##### SOURCE MATERIAL #####

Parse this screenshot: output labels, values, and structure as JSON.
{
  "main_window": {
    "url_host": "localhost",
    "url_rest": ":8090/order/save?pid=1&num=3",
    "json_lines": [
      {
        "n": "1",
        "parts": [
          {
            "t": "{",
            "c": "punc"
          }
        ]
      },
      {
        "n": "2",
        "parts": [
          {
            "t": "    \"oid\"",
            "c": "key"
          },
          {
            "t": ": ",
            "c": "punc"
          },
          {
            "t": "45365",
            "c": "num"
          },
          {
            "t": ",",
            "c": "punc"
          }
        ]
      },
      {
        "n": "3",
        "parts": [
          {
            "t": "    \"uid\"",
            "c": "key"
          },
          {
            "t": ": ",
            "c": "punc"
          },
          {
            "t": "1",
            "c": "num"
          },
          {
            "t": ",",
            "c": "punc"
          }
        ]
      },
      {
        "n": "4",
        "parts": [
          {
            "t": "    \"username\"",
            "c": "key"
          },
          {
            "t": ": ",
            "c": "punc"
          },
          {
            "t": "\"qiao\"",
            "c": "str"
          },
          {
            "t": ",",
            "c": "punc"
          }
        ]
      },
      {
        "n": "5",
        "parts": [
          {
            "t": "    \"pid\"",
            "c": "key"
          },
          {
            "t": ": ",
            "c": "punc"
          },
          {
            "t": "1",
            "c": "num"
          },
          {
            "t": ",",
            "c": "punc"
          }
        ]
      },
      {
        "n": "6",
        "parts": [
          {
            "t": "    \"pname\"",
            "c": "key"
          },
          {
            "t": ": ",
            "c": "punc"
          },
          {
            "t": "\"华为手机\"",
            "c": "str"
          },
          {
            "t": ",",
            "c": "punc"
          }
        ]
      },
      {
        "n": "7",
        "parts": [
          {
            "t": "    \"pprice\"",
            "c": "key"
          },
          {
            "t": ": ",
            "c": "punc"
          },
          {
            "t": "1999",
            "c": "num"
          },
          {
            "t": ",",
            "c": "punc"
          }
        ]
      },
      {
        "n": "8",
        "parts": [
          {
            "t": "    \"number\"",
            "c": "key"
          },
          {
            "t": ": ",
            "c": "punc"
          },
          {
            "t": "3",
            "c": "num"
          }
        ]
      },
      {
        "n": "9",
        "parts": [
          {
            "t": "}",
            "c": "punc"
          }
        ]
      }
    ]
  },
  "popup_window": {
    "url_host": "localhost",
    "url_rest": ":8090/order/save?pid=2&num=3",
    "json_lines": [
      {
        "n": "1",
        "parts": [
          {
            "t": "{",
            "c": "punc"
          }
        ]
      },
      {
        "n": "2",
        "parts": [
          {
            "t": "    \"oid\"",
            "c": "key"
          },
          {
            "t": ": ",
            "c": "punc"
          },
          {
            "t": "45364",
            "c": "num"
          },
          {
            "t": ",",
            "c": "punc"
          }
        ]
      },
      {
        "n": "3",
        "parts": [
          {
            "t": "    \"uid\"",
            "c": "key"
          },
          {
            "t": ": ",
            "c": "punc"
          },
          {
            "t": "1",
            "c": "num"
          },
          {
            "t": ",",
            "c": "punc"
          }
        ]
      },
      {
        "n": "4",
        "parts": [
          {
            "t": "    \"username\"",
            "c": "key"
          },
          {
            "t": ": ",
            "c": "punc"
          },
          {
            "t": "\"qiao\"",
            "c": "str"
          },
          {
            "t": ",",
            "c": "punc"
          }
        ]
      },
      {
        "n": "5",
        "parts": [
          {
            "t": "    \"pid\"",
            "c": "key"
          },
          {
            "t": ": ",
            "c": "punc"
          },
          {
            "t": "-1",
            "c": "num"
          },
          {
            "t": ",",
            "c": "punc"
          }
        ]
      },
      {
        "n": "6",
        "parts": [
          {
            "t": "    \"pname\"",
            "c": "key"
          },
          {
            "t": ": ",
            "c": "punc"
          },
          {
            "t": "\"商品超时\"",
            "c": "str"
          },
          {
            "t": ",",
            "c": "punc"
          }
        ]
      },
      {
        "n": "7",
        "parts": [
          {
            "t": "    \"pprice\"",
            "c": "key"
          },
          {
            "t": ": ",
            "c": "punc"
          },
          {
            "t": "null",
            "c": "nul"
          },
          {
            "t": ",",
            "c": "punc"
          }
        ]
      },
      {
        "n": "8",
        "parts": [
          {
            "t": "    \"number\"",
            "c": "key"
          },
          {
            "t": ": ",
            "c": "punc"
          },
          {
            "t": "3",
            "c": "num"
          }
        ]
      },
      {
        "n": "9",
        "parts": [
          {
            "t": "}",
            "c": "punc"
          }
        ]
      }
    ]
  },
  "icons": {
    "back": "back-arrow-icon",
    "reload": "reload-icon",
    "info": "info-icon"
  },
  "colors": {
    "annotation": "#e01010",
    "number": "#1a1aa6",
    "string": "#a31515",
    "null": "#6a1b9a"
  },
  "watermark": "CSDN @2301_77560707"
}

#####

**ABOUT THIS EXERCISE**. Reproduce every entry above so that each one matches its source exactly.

**ANSWER SPACE**.
Parse this screenshot: output labels, values, and structure as JSON.
{
  "main_window": {
    "url_host": "localhost",
    "url_rest": ":8090/order/save?pid=1&num=3",
    "json_lines": [
      {
        "n": "1",
        "parts": [
          {
            "t": "{",
            "c": "punc"
          }
        ]
      },
      {
        "n": "2",
        "parts": [
          {
            "t": "    \"oid\"",
            "c": "key"
          },
          {
            "t": ": ",
            "c": "punc"
          },
          {
            "t": "45365",
            "c": "num"
          },
          {
            "t": ",",
            "c": "punc"
          }
        ]
      },
      {
        "n": "3",
        "parts": [
          {
            "t": "    \"uid\"",
            "c": "key"
          },
          {
            "t": ": ",
            "c": "punc"
          },
          {
            "t": "1",
            "c": "num"
          },
          {
            "t": ",",
            "c": "punc"
          }
        ]
      },
      {
        "n": "4",
        "parts": [
          {
            "t": "    \"username\"",
            "c": "key"
          },
          {
            "t": ": ",
            "c": "punc"
          },
          {
            "t": "\"qiao\"",
            "c": "str"
          },
          {
            "t": ",",
            "c": "punc"
          }
        ]
      },
      {
        "n": "5",
        "parts": [
          {
            "t": "    \"pid\"",
            "c": "key"
          },
          {
            "t": ": ",
            "c": "punc"
          },
          {
            "t": "1",
            "c": "num"
          },
          {
            "t": ",",
            "c": "punc"
          }
        ]
      },
      {
        "n": "6",
        "parts": [
          {
            "t": "    \"pname\"",
            "c": "key"
          },
          {
            "t": ": ",
            "c": "punc"
          },
          {
            "t": "\"华为手机\"",
            "c": "str"
          },
          {
            "t": ",",
            "c": "punc"
          }
        ]
      },
      {
        "n": "7",
        "parts": [
          {
            "t": "    \"pprice\"",
            "c": "key"
          },
          {
            "t": ": ",
            "c": "punc"
          },
          {
            "t": "1999",
            "c": "num"
          },
          {
            "t": ",",
            "c": "punc"
          }
        ]
      },
      {
        "n": "8",
        "parts": [
          {
            "t": "    \"number\"",
            "c": "key"
          },
          {
            "t": ": ",
            "c": "punc"
          },
          {
            "t": "3",
            "c": "num"
          }
        ]
      },
      {
        "n": "9",
        "parts": [
          {
            "t": "}",
            "c": "punc"
          }
        ]
      }
    ]
  },
  "popup_window": {
    "url_host": "localhost",
    "url_rest": ":8090/order/save?pid=2&num=3",
    "json_lines": [
      {
        "n": "1",
        "parts": [
          {
            "t": "{",
            "c": "punc"
          }
        ]
      },
      {
        "n": "2",
        "parts": [
          {
            "t": "    \"oid\"",
            "c": "key"
          },
          {
            "t": ": ",
            "c": "punc"
          },
          {
            "t": "45364",
            "c": "num"
          },
          {
            "t": ",",
            "c": "punc"
          }
        ]
      },
      {
        "n": "3",
        "parts": [
          {
            "t": "    \"uid\"",
            "c": "key"
          },
          {
            "t": ": ",
            "c": "punc"
          },
          {
            "t": "1",
            "c": "num"
          },
          {
            "t": ",",
            "c": "punc"
          }
        ]
      },
      {
        "n": "4",
        "parts": [
          {
            "t": "    \"username\"",
            "c": "key"
          },
          {
            "t": ": ",
            "c": "punc"
          },
          {
            "t": "\"qiao\"",
            "c": "str"
          },
          {
            "t": ",",
            "c": "punc"
          }
        ]
      },
      {
        "n": "5",
        "parts": [
          {
            "t": "    \"pid\"",
            "c": "key"
          },
          {
            "t": ": ",
            "c": "punc"
          },
          {
            "t": "-1",
            "c": "num"
          },
          {
            "t": ",",
            "c": "punc"
          }
        ]
      },
      {
        "n": "6",
        "parts": [
          {
            "t": "    \"pname\"",
            "c": "key"
          },
          {
            "t": ": ",
            "c": "punc"
          },
          {
            "t": "\"商品超时\"",
            "c": "str"
          },
          {
            "t": ",",
            "c": "punc"
          }
        ]
      },
      {
        "n": "7",
        "parts": [
          {
            "t": "    \"pprice\"",
            "c": "key"
          },
          {
            "t": ": ",
            "c": "punc"
          },
          {
            "t": "null",
            "c": "nul"
          },
          {
            "t": ",",
            "c": "punc"
          }
        ]
      },
      {
        "n": "8",
        "parts": [
          {
            "t": "    \"number\"",
            "c": "key"
          },
          {
            "t": ": ",
            "c": "punc"
          },
          {
            "t": "3",
            "c": "num"
          }
        ]
      },
      {
        "n": "9",
        "parts": [
          {
            "t": "}",
            "c": "punc"
          }
        ]
      }
    ]
  },
  "icons": {
    "back": "back-arrow-icon",
    "reload": "reload-icon",
    "info": "info-icon"
  },
  "colors": {
    "annotation": "#e01010",
    "number": "#1a1aa6",
    "string": "#a31515",
    "null": "#6a1b9a"
  },
  "watermark": "CSDN @2301_77560707"
}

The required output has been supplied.